Copy each line containing the word "caption" from the records that follow, please.

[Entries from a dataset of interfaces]
....

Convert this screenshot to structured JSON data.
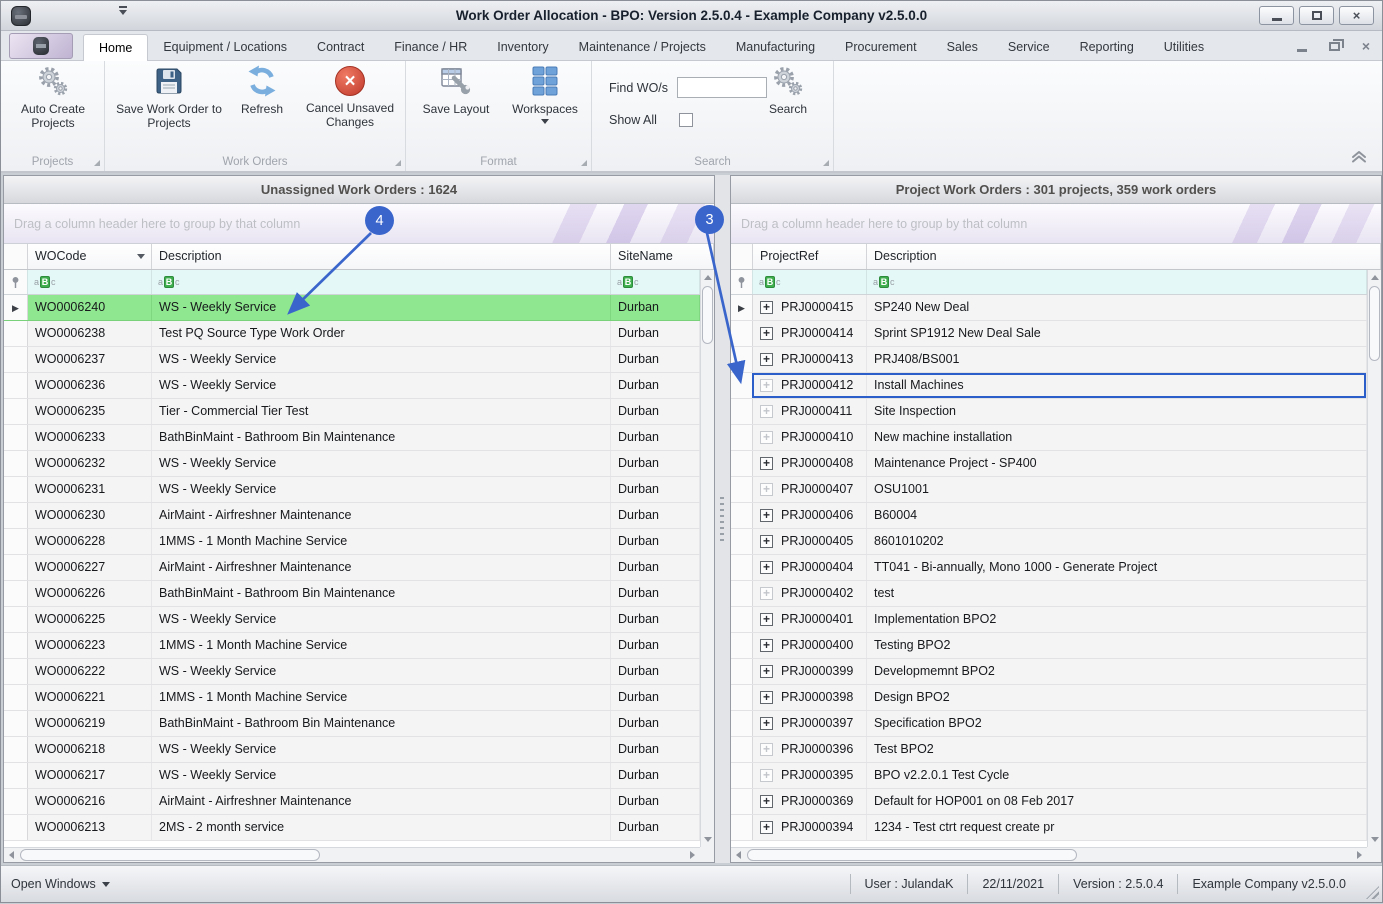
{
  "window": {
    "title": "Work Order Allocation - BPO: Version 2.5.0.4 - Example Company v2.5.0.0"
  },
  "ribbon": {
    "tabs": [
      {
        "label": "Home",
        "selected": true
      },
      {
        "label": "Equipment / Locations"
      },
      {
        "label": "Contract"
      },
      {
        "label": "Finance / HR"
      },
      {
        "label": "Inventory"
      },
      {
        "label": "Maintenance / Projects"
      },
      {
        "label": "Manufacturing"
      },
      {
        "label": "Procurement"
      },
      {
        "label": "Sales"
      },
      {
        "label": "Service"
      },
      {
        "label": "Reporting"
      },
      {
        "label": "Utilities"
      }
    ],
    "projects_group": {
      "caption": "Projects",
      "auto_create": "Auto Create Projects"
    },
    "work_orders_group": {
      "caption": "Work Orders",
      "save": "Save Work Order to Projects",
      "refresh": "Refresh",
      "cancel": "Cancel Unsaved Changes"
    },
    "format_group": {
      "caption": "Format",
      "save_layout": "Save Layout",
      "workspaces": "Workspaces"
    },
    "search_group": {
      "caption": "Search",
      "find_label": "Find WO/s",
      "find_value": "",
      "show_all_label": "Show All",
      "show_all_checked": false,
      "search": "Search"
    }
  },
  "left_panel": {
    "title": "Unassigned Work Orders : 1624",
    "group_by_hint": "Drag a column header here to group by that column",
    "columns": [
      "WOCode",
      "Description",
      "SiteName"
    ],
    "rows": [
      {
        "code": "WO0006240",
        "desc": "WS - Weekly Service",
        "site": "Durban",
        "selected": true
      },
      {
        "code": "WO0006238",
        "desc": "Test PQ Source Type Work Order",
        "site": "Durban"
      },
      {
        "code": "WO0006237",
        "desc": "WS - Weekly Service",
        "site": "Durban"
      },
      {
        "code": "WO0006236",
        "desc": "WS - Weekly Service",
        "site": "Durban"
      },
      {
        "code": "WO0006235",
        "desc": "Tier - Commercial Tier Test",
        "site": "Durban"
      },
      {
        "code": "WO0006233",
        "desc": "BathBinMaint - Bathroom Bin Maintenance",
        "site": "Durban"
      },
      {
        "code": "WO0006232",
        "desc": "WS - Weekly Service",
        "site": "Durban"
      },
      {
        "code": "WO0006231",
        "desc": "WS - Weekly Service",
        "site": "Durban"
      },
      {
        "code": "WO0006230",
        "desc": "AirMaint - Airfreshner Maintenance",
        "site": "Durban"
      },
      {
        "code": "WO0006228",
        "desc": "1MMS - 1 Month Machine Service",
        "site": "Durban"
      },
      {
        "code": "WO0006227",
        "desc": "AirMaint - Airfreshner Maintenance",
        "site": "Durban"
      },
      {
        "code": "WO0006226",
        "desc": "BathBinMaint - Bathroom Bin Maintenance",
        "site": "Durban"
      },
      {
        "code": "WO0006225",
        "desc": "WS - Weekly Service",
        "site": "Durban"
      },
      {
        "code": "WO0006223",
        "desc": "1MMS - 1 Month Machine Service",
        "site": "Durban"
      },
      {
        "code": "WO0006222",
        "desc": "WS - Weekly Service",
        "site": "Durban"
      },
      {
        "code": "WO0006221",
        "desc": "1MMS - 1 Month Machine Service",
        "site": "Durban"
      },
      {
        "code": "WO0006219",
        "desc": "BathBinMaint - Bathroom Bin Maintenance",
        "site": "Durban"
      },
      {
        "code": "WO0006218",
        "desc": "WS - Weekly Service",
        "site": "Durban"
      },
      {
        "code": "WO0006217",
        "desc": "WS - Weekly Service",
        "site": "Durban"
      },
      {
        "code": "WO0006216",
        "desc": "AirMaint - Airfreshner Maintenance",
        "site": "Durban"
      },
      {
        "code": "WO0006213",
        "desc": "2MS - 2 month service",
        "site": "Durban"
      }
    ]
  },
  "right_panel": {
    "title": "Project Work Orders : 301 projects, 359 work orders",
    "group_by_hint": "Drag a column header here to group by that column",
    "columns": [
      "ProjectRef",
      "Description"
    ],
    "rows": [
      {
        "ref": "PRJ0000415",
        "desc": "SP240 New Deal",
        "indicator": true
      },
      {
        "ref": "PRJ0000414",
        "desc": "Sprint SP1912 New Deal Sale"
      },
      {
        "ref": "PRJ0000413",
        "desc": "PRJ408/BS001"
      },
      {
        "ref": "PRJ0000412",
        "desc": "Install Machines",
        "light": true,
        "outlined": true
      },
      {
        "ref": "PRJ0000411",
        "desc": "Site Inspection",
        "light": true
      },
      {
        "ref": "PRJ0000410",
        "desc": "New machine installation",
        "light": true
      },
      {
        "ref": "PRJ0000408",
        "desc": "Maintenance Project - SP400"
      },
      {
        "ref": "PRJ0000407",
        "desc": "OSU1001",
        "light": true
      },
      {
        "ref": "PRJ0000406",
        "desc": "B60004"
      },
      {
        "ref": "PRJ0000405",
        "desc": "8601010202"
      },
      {
        "ref": "PRJ0000404",
        "desc": "TT041 - Bi-annually, Mono 1000 - Generate Project"
      },
      {
        "ref": "PRJ0000402",
        "desc": "test",
        "light": true
      },
      {
        "ref": "PRJ0000401",
        "desc": "Implementation BPO2"
      },
      {
        "ref": "PRJ0000400",
        "desc": "Testing BPO2"
      },
      {
        "ref": "PRJ0000399",
        "desc": "Developmemnt BPO2"
      },
      {
        "ref": "PRJ0000398",
        "desc": "Design BPO2"
      },
      {
        "ref": "PRJ0000397",
        "desc": "Specification BPO2"
      },
      {
        "ref": "PRJ0000396",
        "desc": "Test BPO2",
        "light": true
      },
      {
        "ref": "PRJ0000395",
        "desc": "BPO v2.2.0.1 Test Cycle",
        "light": true
      },
      {
        "ref": "PRJ0000369",
        "desc": "Default for HOP001 on 08 Feb 2017"
      },
      {
        "ref": "PRJ0000394",
        "desc": "1234 - Test ctrt request create pr"
      }
    ]
  },
  "status_bar": {
    "open_windows": "Open Windows",
    "segments": [
      {
        "label": "User : JulandaK"
      },
      {
        "label": "22/11/2021"
      },
      {
        "label": "Version : 2.5.0.4"
      },
      {
        "label": "Example Company v2.5.0.0"
      }
    ]
  },
  "annotations": {
    "callout_3": "3",
    "callout_4": "4"
  },
  "colors": {
    "accent": "#3a66cc",
    "selected_row": "#8fe88f",
    "filter_row": "#e3f8f7",
    "filter_icon": "#3fae4e",
    "drop_target_border": "#2b5ec8"
  }
}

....

Completed exercise >>
      "caption": "Projects",
      "caption": "Work Orders",
      "caption": "Format",
      "caption": "Search",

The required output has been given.